“I was the most introverted and timid kid … but I felt compelled to sing because it made me feel good to ‘say’ something,” she said. “It was my secret passion, and that passion fueled me while I was making a lucrative and respected career — in banking. I wish I (had chosen) music first. I don’t make anywhere near my old banking salary, but I can probably get into Heaven now.”
Added Morrow: “From the first video I pulled up of Missy, it was immediately apparent that she had the sort of joyous, soulful voice that I had to hear more of, and she was even better live.”
Her constant companion on stage is her husband, Heine Andersen, an “incredible talent on guitar” born and raised in Denmark, Morrow said.
“He literally plays rhythm, lead and bass all the same time. You'd swear you're hearing a full band play behind her."
Andersen admitted it’s a rarity among married professional musicians to tour and play together on stage.
“Heine is the perfect travel companion. He likes to drive, has great taste in music, and he doesn't talk much. On top of that, his musical vocabulary seems endless. He understands space and has created his own style of polyrhythmic playing. It sounds like he's playing lead and rhythm guitar, bass and percussion simultaneously. It's something to hear.”
The blues, she continued, “leaves a little fairy dust on us and makes us who we are. We're musically borderless and we hope that comes across.”
There is a suggested donation of $15. Doors open at 5 p.m.

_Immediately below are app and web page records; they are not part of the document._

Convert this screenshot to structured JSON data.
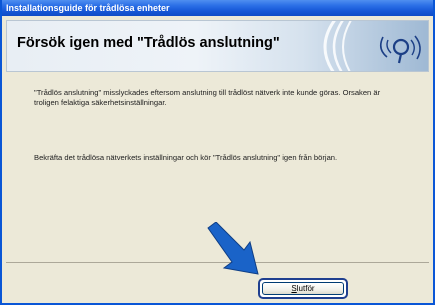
{
  "window": {
    "title": "Installationsguide för trådlösa enheter"
  },
  "header": {
    "title": "Försök igen med \"Trådlös anslutning\""
  },
  "content": {
    "paragraph_1": "\"Trådlös anslutning\" misslyckades eftersom anslutning till trådlöst nätverk inte kunde göras. Orsaken är troligen felaktiga säkerhetsinställningar.",
    "paragraph_2": "Bekräfta det trådlösa nätverkets inställningar och kör \"Trådlös anslutning\" igen från början."
  },
  "footer": {
    "finish_button": {
      "label_underlined": "S",
      "label_rest": "lutför"
    }
  },
  "colors": {
    "titlebar_blue": "#1657d6",
    "arrow_blue": "#1a63c8",
    "button_highlight": "#1f3f8f"
  },
  "icons": {
    "header_icon": "wireless-signal-icon",
    "pointer_arrow": "arrow-pointer-icon"
  }
}
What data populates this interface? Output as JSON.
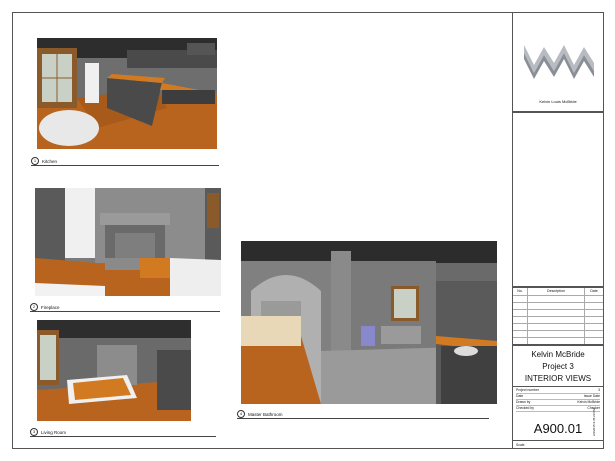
{
  "views": [
    {
      "number": "1",
      "title": "Kitchen"
    },
    {
      "number": "2",
      "title": "Fireplace"
    },
    {
      "number": "3",
      "title": "Living Room"
    },
    {
      "number": "4",
      "title": "Master Bathroom"
    }
  ],
  "title_block": {
    "logo_caption": "Kelvin Louis McBride",
    "revision_headers": {
      "no": "No.",
      "description": "Description",
      "date": "Date"
    },
    "owner": "Kelvin McBride",
    "project": "Project 3",
    "sheet_name": "INTERIOR VIEWS",
    "info": [
      {
        "label": "Project number",
        "value": "3"
      },
      {
        "label": "Date",
        "value": "Issue Date"
      },
      {
        "label": "Drawn by",
        "value": "Kelvin McBride"
      },
      {
        "label": "Checked by",
        "value": "Checker"
      }
    ],
    "sheet_number": "A900.01",
    "scale_label": "Scale",
    "timestamp": "2/2/2015 9:35:29 PM"
  },
  "colors": {
    "wood_floor": "#b8641e",
    "counter": "#d27a22",
    "wall_dark": "#3a3a3a",
    "wall_gray": "#7d7d7d"
  }
}
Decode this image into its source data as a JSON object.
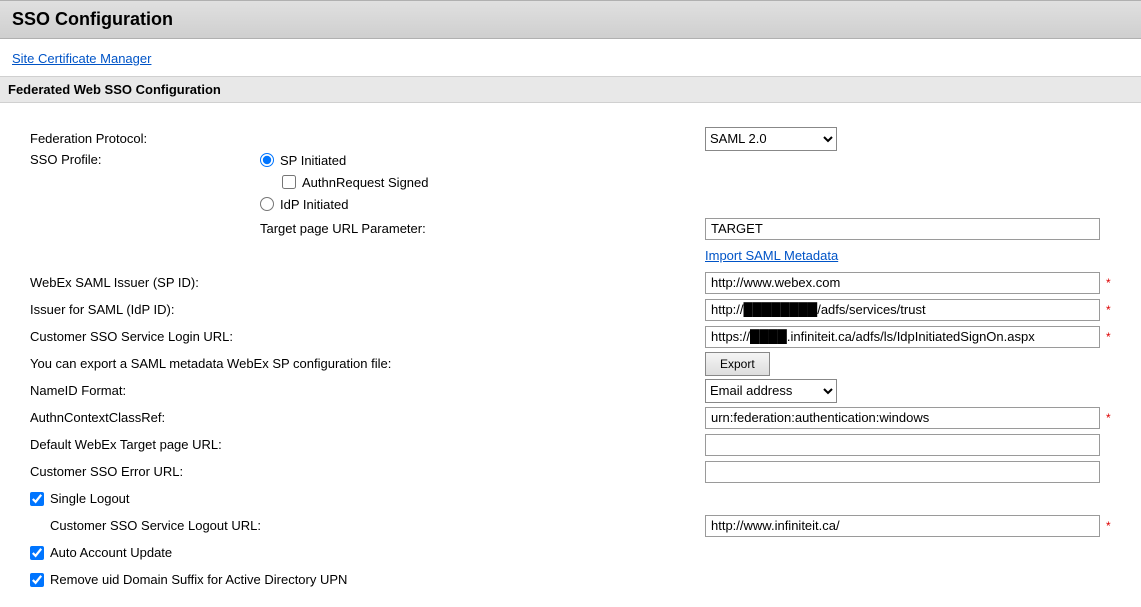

Prior to the upcoming Coda Concert House gig, Missy Andersen will be stopping by the Olive Street House Concerts for a 6 p.m. concert on Friday, Aug. 30. Suggested donations are $15 per person. To make reservations, go to https://olivestreethouseconcerts.com.